Students explore the preconceived opinions that we have about people based on first impressions and lack of understanding of different perspectives. Students explore examples of bias in their own personal experiences.
The learner will:
- define "stereotype," "prejudice," "tolerance," "intolerance," "bias" and "discrimination."
- describe the difference between and identify examples of stereotype, prejudice, and discrimination.
- identify personal biases.
- Several pictures from magazines depicting people from widely diverse backgrounds and expressions (reflecting a variety of backgrounds, styles, and stereotypes).
- Chart paper
- Self-stick notes
- Personal Opinion Survey (handout)
Students will be asked to ask their parents for times that they have experienced or witnessed discrimination and prejudice in their lives. Students will be asked to report when they return to class the next day. Be sure to ask students to get permission from their parents to share the stories and accounts the next day.
Upon entering the classroom, the students will find a variety of pictures of diverse people. Ask the students to identify the pictures of people who are from a different country.
Discuss with students the pictures and their conclusions. What assumptions do we make with very little information?
Distribute Personal Opinion Survey (handout) to students. Ask them to silently check the responses that are closest to their opinion. Tell them that some of the statements may be narratives the media inadvertently communicates.
Write "stereotype" on the board or overhead and ask students to give their ideas of what the term means. Record several responses.

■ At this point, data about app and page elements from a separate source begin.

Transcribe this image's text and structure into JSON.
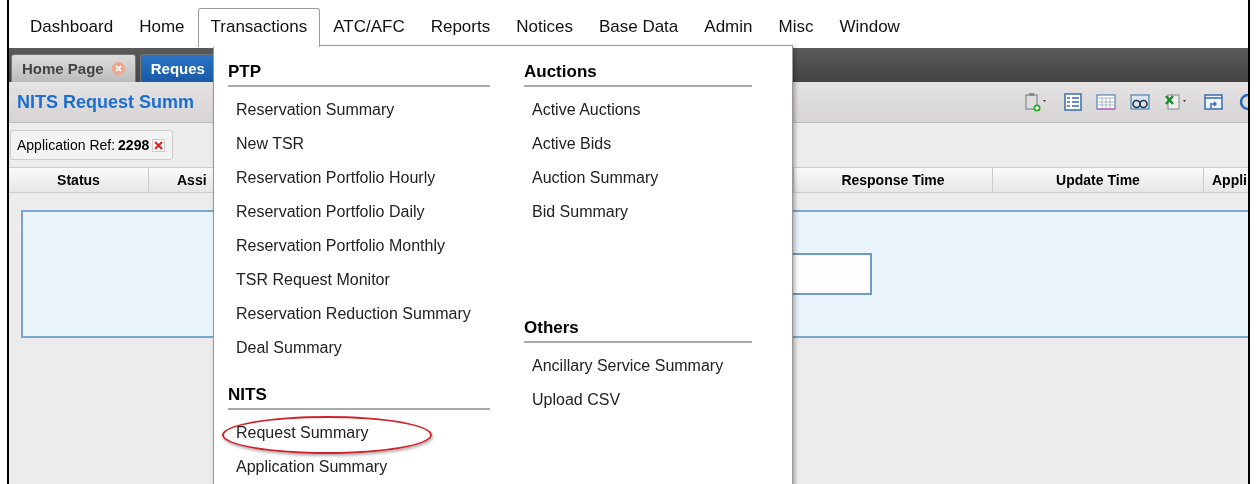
{
  "menu_bar": [
    {
      "label": "Dashboard",
      "selected": false
    },
    {
      "label": "Home",
      "selected": false
    },
    {
      "label": "Transactions",
      "selected": true
    },
    {
      "label": "ATC/AFC",
      "selected": false
    },
    {
      "label": "Reports",
      "selected": false
    },
    {
      "label": "Notices",
      "selected": false
    },
    {
      "label": "Base Data",
      "selected": false
    },
    {
      "label": "Admin",
      "selected": false
    },
    {
      "label": "Misc",
      "selected": false
    },
    {
      "label": "Window",
      "selected": false
    }
  ],
  "tabs": [
    {
      "label": "Home Page",
      "selected": false,
      "closable": true
    },
    {
      "label": "Reques",
      "selected": true,
      "closable": false
    }
  ],
  "panel": {
    "title": "NITS Request Summ"
  },
  "filter_chip": {
    "label": "Application Ref:",
    "value": "2298"
  },
  "table": {
    "columns": [
      "Status",
      "Assi",
      "Response Time",
      "Update Time",
      "Appli"
    ]
  },
  "dropdown": {
    "columns": [
      [
        {
          "heading": "PTP",
          "items": [
            {
              "label": "Reservation Summary",
              "highlighted": false
            },
            {
              "label": "New TSR",
              "highlighted": false
            },
            {
              "label": "Reservation Portfolio Hourly",
              "highlighted": false
            },
            {
              "label": "Reservation Portfolio Daily",
              "highlighted": false
            },
            {
              "label": "Reservation Portfolio Monthly",
              "highlighted": false
            },
            {
              "label": "TSR Request Monitor",
              "highlighted": false
            },
            {
              "label": "Reservation Reduction Summary",
              "highlighted": false
            },
            {
              "label": "Deal Summary",
              "highlighted": false
            }
          ]
        },
        {
          "heading": "NITS",
          "items": [
            {
              "label": "Request Summary",
              "highlighted": true
            },
            {
              "label": "Application Summary",
              "highlighted": false
            }
          ]
        }
      ],
      [
        {
          "heading": "Auctions",
          "items": [
            {
              "label": "Active Auctions",
              "highlighted": false
            },
            {
              "label": "Active Bids",
              "highlighted": false
            },
            {
              "label": "Auction Summary",
              "highlighted": false
            },
            {
              "label": "Bid Summary",
              "highlighted": false
            }
          ]
        },
        {
          "heading": "Others",
          "items": [
            {
              "label": "Ancillary Service Summary",
              "highlighted": false
            },
            {
              "label": "Upload CSV",
              "highlighted": false
            }
          ]
        }
      ]
    ]
  }
}
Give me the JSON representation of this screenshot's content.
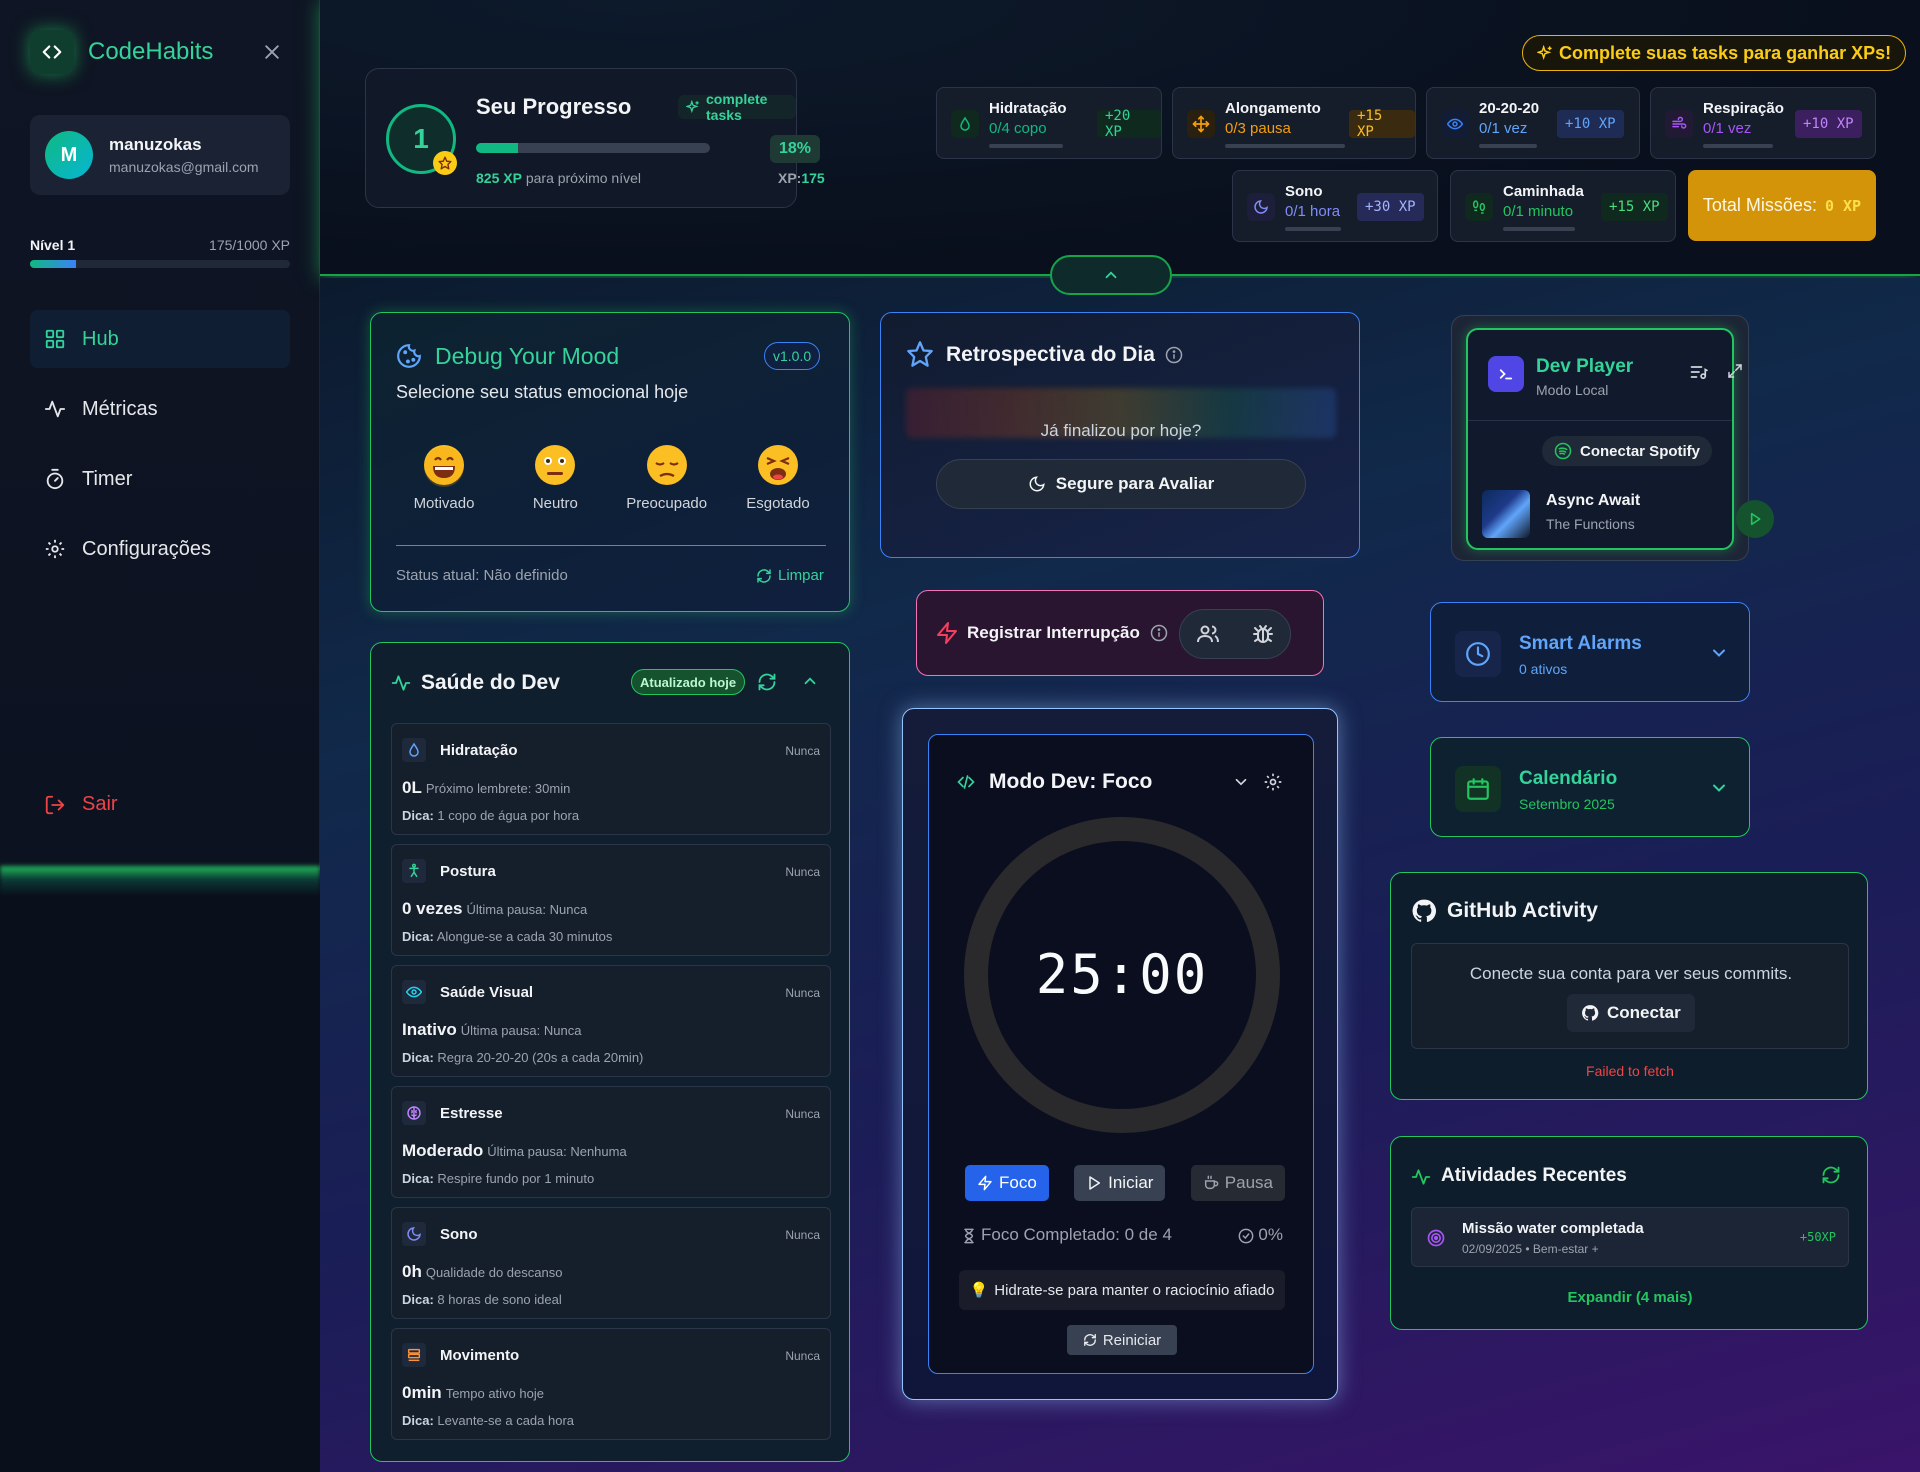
{
  "app": {
    "name": "CodeHabits"
  },
  "user": {
    "initial": "M",
    "name": "manuzokas",
    "email": "manuzokas@gmail.com",
    "level_label": "Nível 1",
    "level_xp": "175/1000 XP",
    "level_progress_pct": 17.5
  },
  "nav": {
    "items": [
      {
        "label": "Hub",
        "icon": "grid-icon",
        "active": true
      },
      {
        "label": "Métricas",
        "icon": "activity-icon",
        "active": false
      },
      {
        "label": "Timer",
        "icon": "timer-icon",
        "active": false
      },
      {
        "label": "Configurações",
        "icon": "gear-icon",
        "active": false
      }
    ],
    "logout": "Sair"
  },
  "progress": {
    "level": "1",
    "title": "Seu Progresso",
    "badge": "complete tasks",
    "percent": "18%",
    "percent_value": 18,
    "xp_next": "825 XP",
    "xp_next_suffix": "para próximo nível",
    "xp_label": "XP:",
    "xp_value": "175"
  },
  "cta": "Complete suas tasks para ganhar XPs!",
  "missions": [
    {
      "title": "Hidratação",
      "sub": "0/4 copo",
      "xp": "+20 XP",
      "icon": "droplet-icon",
      "color": "#10b981"
    },
    {
      "title": "Alongamento",
      "sub": "0/3 pausa",
      "xp": "+15 XP",
      "icon": "move-icon",
      "color": "#f59e0b"
    },
    {
      "title": "20-20-20",
      "sub": "0/1 vez",
      "xp": "+10 XP",
      "icon": "eye-icon",
      "color": "#3b82f6"
    },
    {
      "title": "Respiração",
      "sub": "0/1 vez",
      "xp": "+10 XP",
      "icon": "wind-icon",
      "color": "#a855f7"
    },
    {
      "title": "Sono",
      "sub": "0/1 hora",
      "xp": "+30 XP",
      "icon": "moon-icon",
      "color": "#818cf8"
    },
    {
      "title": "Caminhada",
      "sub": "0/1 minuto",
      "xp": "+15 XP",
      "icon": "footprints-icon",
      "color": "#22c55e"
    }
  ],
  "total_missions": {
    "label": "Total Missões:",
    "xp": "0 XP"
  },
  "mood": {
    "title": "Debug Your Mood",
    "version": "v1.0.0",
    "subtitle": "Selecione seu status emocional hoje",
    "options": [
      {
        "label": "Motivado",
        "emoji": "grin-emoji"
      },
      {
        "label": "Neutro",
        "emoji": "neutral-emoji"
      },
      {
        "label": "Preocupado",
        "emoji": "worried-emoji"
      },
      {
        "label": "Esgotado",
        "emoji": "tired-emoji"
      }
    ],
    "status": "Status atual: Não definido",
    "clear": "Limpar"
  },
  "health": {
    "title": "Saúde do Dev",
    "badge": "Atualizado hoje",
    "items": [
      {
        "name": "Hidratação",
        "never": "Nunca",
        "value": "0L",
        "note": "Próximo lembrete: 30min",
        "tip_label": "Dica:",
        "tip": "1 copo de água por hora",
        "icon": "droplet-icon",
        "color": "#60a5fa"
      },
      {
        "name": "Postura",
        "never": "Nunca",
        "value": "0 vezes",
        "note": "Última pausa: Nunca",
        "tip_label": "Dica:",
        "tip": "Alongue-se a cada 30 minutos",
        "icon": "accessibility-icon",
        "color": "#34d399"
      },
      {
        "name": "Saúde Visual",
        "never": "Nunca",
        "value": "Inativo",
        "note": "Última pausa: Nunca",
        "tip_label": "Dica:",
        "tip": "Regra 20-20-20 (20s a cada 20min)",
        "icon": "eye-icon",
        "color": "#22d3ee"
      },
      {
        "name": "Estresse",
        "never": "Nunca",
        "value": "Moderado",
        "note": "Última pausa: Nenhuma",
        "tip_label": "Dica:",
        "tip": "Respire fundo por 1 minuto",
        "icon": "brain-icon",
        "color": "#c084fc"
      },
      {
        "name": "Sono",
        "never": "Nunca",
        "value": "0h",
        "note": "Qualidade do descanso",
        "tip_label": "Dica:",
        "tip": "8 horas de sono ideal",
        "icon": "moon-icon",
        "color": "#818cf8"
      },
      {
        "name": "Movimento",
        "never": "Nunca",
        "value": "0min",
        "note": "Tempo ativo hoje",
        "tip_label": "Dica:",
        "tip": "Levante-se a cada hora",
        "icon": "layers-icon",
        "color": "#fb923c"
      }
    ]
  },
  "retro": {
    "title": "Retrospectiva do Dia",
    "question": "Já finalizou por hoje?",
    "button": "Segure para Avaliar"
  },
  "interrupt": {
    "label": "Registrar Interrupção"
  },
  "timer": {
    "title": "Modo Dev: Foco",
    "time": "25:00",
    "buttons": {
      "foco": "Foco",
      "iniciar": "Iniciar",
      "pausa": "Pausa"
    },
    "completed": "Foco Completado: 0 de 4",
    "percent": "0%",
    "tip": "Hidrate-se para manter o raciocínio afiado",
    "reset": "Reiniciar"
  },
  "player": {
    "title": "Dev Player",
    "subtitle": "Modo Local",
    "connect": "Conectar Spotify",
    "song": "Async Await",
    "artist": "The Functions"
  },
  "alarms": {
    "title": "Smart Alarms",
    "sub": "0 ativos"
  },
  "calendar": {
    "title": "Calendário",
    "sub": "Setembro 2025"
  },
  "github": {
    "title": "GitHub Activity",
    "text": "Conecte sua conta para ver seus commits.",
    "button": "Conectar",
    "error": "Failed to fetch"
  },
  "activity": {
    "title": "Atividades Recentes",
    "items": [
      {
        "title": "Missão water completada",
        "sub": "02/09/2025 • Bem-estar +",
        "xp": "+50XP"
      }
    ],
    "expand": "Expandir (4 mais)"
  },
  "colors": {
    "accent": "#34d399",
    "brand_green": "#22c55e",
    "danger": "#ef4444",
    "blue": "#3b82f6",
    "gold": "#d4940a"
  }
}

Using chart paper, write the remaining vocabulary words (prejudice, tolerance, intolerance, bias, and discrimination), one word on each sheet. Distribute self-sticking notes to the students and ask them to write a definition for each word without actually looking up the word. Have the students put their definitions on the chart paper. Ask a few students to explain their definitions and why they wrote what they did. After discussion of several definitions, arrive at one common definition for each term. Once the definition has been determined, have students look up the terms in a dictionary to determine the accuracy of their definitions. Solicit examples of each of the terms. At this point, students should add these definitions to their notes and/or journals.
Have the students discuss how they felt about the opinion survey with two other students in the classroom. Ask them to discuss where they learn their perspectives.
Give them tips for listening with respect. They don't have to share their biases, and they should try to listen without judgment. Note: Be advised that there will be some differences in attitudes among the students. Make sure students understand that they are not in a debate but becoming aware of the messages we hear and adopt.
Conduct a class discussion of the opinion surveys. Ask students why their surveys are the same or different from others (family background, experience). Discuss the value of differences in a community. Discuss the challenges.
Discuss how a community can work for the common good if the people have different perspectives.
Discuss what they can do (as a service project) to promote respect and appreciation for diversity. Ask students whether there is a specific population that they would like to advocate for.
Optional: Some of the statements on the opinion survey could be an expression of one of the vocabulary terms. As an assessment, have students write a sentence relating the statement to a vocabulary word, and turning the statement around so it is inclusive.
Strand PHIL.II Philanthropy and Civil Society
Standard PCS 02. Diverse Cultures
Benchmark MS.6 Describe <i>social class</i> and its role in a nation's history.